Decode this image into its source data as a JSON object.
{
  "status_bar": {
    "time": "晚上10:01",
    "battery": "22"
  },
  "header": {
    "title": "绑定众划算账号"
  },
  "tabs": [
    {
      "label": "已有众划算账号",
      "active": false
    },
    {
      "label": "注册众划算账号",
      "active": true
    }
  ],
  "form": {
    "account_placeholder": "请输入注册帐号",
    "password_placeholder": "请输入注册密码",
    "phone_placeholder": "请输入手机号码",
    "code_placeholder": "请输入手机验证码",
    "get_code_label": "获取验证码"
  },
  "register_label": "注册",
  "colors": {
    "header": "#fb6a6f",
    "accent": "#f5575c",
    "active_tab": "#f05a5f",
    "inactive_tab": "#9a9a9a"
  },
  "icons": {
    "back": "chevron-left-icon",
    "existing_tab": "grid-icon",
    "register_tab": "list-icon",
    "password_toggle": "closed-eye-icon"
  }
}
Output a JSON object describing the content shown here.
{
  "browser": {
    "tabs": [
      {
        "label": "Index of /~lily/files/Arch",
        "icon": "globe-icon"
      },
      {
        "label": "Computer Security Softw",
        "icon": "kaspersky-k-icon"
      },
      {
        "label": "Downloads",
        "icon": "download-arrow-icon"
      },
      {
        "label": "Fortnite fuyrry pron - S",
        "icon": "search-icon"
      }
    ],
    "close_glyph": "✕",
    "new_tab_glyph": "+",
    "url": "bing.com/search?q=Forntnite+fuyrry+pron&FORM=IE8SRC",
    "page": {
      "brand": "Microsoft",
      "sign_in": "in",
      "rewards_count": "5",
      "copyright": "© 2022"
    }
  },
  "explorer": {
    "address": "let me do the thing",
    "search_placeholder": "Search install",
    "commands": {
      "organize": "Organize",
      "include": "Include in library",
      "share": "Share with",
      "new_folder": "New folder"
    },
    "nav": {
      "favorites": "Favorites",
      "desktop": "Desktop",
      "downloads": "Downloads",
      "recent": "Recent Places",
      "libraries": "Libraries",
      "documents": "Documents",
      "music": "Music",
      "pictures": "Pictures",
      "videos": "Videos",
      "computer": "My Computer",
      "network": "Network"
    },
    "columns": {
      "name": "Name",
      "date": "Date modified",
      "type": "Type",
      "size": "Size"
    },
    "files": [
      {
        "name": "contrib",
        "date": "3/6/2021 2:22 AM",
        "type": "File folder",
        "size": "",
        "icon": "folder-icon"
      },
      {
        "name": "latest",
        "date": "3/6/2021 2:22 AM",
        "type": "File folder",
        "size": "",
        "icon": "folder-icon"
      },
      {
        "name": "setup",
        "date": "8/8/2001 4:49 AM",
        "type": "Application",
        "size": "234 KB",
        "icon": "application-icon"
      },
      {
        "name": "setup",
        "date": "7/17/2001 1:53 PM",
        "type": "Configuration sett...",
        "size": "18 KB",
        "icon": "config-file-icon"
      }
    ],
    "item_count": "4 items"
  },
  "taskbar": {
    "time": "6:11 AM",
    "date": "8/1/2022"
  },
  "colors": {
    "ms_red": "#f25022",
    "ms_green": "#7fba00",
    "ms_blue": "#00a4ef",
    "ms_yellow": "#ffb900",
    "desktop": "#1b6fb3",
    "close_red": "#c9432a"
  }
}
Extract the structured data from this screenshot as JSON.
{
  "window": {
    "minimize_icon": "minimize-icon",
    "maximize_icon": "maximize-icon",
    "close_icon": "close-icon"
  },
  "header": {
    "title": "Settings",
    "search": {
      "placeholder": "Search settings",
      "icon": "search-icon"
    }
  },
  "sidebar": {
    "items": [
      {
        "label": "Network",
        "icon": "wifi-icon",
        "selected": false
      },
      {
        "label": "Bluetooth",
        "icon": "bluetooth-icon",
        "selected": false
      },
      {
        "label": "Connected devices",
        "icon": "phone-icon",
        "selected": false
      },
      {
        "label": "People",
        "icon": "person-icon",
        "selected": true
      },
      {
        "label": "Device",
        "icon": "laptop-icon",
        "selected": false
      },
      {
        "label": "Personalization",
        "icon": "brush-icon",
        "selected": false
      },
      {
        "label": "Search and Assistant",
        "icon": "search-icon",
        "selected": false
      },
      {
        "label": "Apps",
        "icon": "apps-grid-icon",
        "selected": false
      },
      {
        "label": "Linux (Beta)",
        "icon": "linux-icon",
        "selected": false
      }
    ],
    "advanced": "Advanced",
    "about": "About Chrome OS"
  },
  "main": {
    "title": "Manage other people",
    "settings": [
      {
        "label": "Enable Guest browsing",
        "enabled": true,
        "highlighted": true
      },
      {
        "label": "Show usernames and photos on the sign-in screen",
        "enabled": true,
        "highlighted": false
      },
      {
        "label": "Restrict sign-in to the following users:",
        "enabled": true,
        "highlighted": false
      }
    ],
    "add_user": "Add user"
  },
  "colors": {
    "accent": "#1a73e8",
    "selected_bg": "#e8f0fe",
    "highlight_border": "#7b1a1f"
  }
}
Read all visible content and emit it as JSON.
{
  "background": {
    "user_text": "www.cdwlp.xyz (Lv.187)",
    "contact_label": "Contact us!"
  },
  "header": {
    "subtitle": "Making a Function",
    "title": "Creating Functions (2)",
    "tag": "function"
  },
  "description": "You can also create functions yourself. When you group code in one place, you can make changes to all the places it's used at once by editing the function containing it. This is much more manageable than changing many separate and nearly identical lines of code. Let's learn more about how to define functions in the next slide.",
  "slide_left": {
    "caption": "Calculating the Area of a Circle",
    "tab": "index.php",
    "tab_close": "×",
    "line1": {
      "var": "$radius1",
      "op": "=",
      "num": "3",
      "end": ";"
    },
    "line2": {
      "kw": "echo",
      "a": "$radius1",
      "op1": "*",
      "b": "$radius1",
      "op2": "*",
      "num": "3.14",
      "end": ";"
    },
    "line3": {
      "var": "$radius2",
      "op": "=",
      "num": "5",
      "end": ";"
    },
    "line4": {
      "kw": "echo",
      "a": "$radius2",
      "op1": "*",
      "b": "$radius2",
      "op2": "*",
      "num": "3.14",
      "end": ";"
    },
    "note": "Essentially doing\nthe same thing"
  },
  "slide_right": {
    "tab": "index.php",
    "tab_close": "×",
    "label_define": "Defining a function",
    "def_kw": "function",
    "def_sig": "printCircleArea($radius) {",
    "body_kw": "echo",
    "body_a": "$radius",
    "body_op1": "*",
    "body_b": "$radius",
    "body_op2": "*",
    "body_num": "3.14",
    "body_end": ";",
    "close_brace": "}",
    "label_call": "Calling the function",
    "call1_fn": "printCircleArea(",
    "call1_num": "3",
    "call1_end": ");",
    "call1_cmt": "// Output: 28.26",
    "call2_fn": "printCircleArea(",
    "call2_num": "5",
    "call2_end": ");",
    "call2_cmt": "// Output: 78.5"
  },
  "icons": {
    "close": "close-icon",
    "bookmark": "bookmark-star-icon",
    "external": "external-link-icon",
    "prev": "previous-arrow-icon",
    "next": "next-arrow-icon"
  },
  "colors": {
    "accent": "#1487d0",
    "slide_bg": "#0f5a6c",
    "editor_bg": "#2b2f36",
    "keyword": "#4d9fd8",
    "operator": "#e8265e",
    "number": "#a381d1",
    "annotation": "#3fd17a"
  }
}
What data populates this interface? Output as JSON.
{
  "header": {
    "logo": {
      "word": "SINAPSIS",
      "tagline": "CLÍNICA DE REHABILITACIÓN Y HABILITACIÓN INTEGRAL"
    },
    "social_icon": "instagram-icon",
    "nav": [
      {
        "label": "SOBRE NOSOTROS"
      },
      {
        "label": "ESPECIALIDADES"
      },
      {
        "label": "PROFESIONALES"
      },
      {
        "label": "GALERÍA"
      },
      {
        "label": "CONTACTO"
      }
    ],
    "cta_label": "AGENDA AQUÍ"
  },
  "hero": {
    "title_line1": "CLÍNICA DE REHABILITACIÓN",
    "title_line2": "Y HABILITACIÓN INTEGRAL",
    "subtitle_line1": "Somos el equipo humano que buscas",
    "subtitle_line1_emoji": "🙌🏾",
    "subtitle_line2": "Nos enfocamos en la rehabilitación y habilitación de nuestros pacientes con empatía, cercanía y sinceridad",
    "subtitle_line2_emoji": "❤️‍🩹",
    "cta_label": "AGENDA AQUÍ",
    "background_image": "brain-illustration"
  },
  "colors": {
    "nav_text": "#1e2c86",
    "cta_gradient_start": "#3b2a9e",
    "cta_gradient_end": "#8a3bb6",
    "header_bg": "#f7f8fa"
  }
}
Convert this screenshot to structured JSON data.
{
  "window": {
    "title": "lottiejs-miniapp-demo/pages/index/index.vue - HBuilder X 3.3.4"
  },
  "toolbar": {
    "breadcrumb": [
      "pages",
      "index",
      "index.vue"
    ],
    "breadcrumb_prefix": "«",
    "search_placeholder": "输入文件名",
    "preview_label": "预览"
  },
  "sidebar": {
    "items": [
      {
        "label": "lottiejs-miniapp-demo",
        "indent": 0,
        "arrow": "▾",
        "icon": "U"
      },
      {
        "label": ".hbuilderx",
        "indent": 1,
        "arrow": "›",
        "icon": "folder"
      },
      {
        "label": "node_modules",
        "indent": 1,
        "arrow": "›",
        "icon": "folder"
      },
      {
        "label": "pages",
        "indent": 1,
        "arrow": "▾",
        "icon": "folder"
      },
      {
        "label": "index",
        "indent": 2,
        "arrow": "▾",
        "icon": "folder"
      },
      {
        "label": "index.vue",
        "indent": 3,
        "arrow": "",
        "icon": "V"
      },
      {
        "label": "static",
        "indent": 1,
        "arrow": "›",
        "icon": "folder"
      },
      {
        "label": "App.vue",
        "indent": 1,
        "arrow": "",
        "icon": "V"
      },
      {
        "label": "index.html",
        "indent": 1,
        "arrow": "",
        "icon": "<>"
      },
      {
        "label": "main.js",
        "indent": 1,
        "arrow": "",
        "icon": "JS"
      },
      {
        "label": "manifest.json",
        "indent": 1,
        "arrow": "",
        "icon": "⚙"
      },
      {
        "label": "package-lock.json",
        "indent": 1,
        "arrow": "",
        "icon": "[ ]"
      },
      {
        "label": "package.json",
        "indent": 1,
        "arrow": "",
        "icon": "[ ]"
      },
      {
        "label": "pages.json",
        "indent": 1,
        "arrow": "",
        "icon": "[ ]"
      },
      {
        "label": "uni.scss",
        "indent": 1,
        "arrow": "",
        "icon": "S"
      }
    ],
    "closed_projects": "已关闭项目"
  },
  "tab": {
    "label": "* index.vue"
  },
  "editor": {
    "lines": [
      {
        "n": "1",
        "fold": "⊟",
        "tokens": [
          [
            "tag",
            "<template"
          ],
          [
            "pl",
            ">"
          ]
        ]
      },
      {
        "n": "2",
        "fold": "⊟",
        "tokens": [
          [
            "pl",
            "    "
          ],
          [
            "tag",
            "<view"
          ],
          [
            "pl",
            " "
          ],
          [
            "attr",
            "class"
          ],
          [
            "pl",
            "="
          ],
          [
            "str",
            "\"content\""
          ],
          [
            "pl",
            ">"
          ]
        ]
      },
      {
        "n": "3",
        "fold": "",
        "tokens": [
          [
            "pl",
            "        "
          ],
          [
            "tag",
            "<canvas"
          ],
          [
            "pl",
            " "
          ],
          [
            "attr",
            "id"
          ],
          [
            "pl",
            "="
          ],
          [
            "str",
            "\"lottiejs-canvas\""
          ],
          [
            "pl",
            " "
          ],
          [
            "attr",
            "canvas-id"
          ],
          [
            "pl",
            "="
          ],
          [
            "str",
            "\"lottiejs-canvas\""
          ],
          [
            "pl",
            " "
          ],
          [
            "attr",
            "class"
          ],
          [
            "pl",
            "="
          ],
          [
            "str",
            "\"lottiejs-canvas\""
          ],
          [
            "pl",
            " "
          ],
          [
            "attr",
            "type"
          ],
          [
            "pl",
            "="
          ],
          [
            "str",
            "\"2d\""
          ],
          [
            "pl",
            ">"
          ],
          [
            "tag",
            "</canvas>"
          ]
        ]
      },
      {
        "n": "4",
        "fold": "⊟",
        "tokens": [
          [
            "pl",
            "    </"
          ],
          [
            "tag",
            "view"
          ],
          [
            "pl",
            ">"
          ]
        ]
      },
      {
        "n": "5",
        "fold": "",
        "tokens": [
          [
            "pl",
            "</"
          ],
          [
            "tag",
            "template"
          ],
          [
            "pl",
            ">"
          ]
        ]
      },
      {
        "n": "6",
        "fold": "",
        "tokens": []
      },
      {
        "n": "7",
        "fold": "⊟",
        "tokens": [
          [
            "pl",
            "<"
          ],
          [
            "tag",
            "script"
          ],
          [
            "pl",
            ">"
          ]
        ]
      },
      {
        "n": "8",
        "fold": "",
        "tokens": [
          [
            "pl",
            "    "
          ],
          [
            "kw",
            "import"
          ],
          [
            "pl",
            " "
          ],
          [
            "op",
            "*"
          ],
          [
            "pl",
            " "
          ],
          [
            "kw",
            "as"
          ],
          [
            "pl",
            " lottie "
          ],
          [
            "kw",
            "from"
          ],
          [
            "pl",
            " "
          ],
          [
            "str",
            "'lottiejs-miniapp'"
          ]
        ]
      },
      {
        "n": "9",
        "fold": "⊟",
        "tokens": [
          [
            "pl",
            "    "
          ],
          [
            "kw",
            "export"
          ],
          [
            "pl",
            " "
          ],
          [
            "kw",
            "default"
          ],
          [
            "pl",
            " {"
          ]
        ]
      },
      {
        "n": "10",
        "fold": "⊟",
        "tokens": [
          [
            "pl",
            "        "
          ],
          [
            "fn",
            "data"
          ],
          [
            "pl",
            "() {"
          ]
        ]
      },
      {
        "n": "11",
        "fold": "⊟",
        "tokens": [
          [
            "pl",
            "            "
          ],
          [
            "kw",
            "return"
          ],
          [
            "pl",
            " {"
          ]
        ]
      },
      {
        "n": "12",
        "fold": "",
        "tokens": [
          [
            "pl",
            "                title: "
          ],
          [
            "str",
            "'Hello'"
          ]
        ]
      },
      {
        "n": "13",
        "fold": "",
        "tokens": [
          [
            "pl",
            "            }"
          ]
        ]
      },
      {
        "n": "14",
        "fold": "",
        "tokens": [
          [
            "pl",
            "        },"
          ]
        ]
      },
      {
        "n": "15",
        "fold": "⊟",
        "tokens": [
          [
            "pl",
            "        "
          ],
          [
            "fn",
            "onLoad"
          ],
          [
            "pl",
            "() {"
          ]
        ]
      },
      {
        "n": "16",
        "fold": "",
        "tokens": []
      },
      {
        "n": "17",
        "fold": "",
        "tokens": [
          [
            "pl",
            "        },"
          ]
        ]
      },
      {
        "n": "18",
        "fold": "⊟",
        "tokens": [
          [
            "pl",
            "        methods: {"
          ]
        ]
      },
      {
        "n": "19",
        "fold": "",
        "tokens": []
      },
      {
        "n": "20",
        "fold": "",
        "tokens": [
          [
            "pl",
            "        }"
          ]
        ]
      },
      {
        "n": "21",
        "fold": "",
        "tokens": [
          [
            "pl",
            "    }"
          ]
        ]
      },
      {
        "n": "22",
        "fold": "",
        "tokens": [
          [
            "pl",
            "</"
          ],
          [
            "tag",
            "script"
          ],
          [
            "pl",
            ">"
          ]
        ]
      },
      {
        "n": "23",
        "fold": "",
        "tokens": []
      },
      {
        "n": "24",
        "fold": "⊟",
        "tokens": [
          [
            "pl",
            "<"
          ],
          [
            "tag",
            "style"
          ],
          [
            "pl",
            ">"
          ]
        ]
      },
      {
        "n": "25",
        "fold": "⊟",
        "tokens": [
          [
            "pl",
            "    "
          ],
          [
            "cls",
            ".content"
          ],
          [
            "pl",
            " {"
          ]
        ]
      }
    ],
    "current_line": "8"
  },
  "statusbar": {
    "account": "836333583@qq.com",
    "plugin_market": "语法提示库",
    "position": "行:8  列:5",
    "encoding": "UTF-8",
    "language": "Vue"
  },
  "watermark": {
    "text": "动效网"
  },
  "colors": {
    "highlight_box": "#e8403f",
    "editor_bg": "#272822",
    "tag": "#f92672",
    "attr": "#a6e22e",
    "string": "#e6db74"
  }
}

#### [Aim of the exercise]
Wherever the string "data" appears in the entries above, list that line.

#### [Response area]
Decode this image into its source data as a JSON object.
Extract the structured data from this screenshot as JSON.
What data populates this interface? Output as JSON.
Convert this screenshot to structured JSON data.
            "data"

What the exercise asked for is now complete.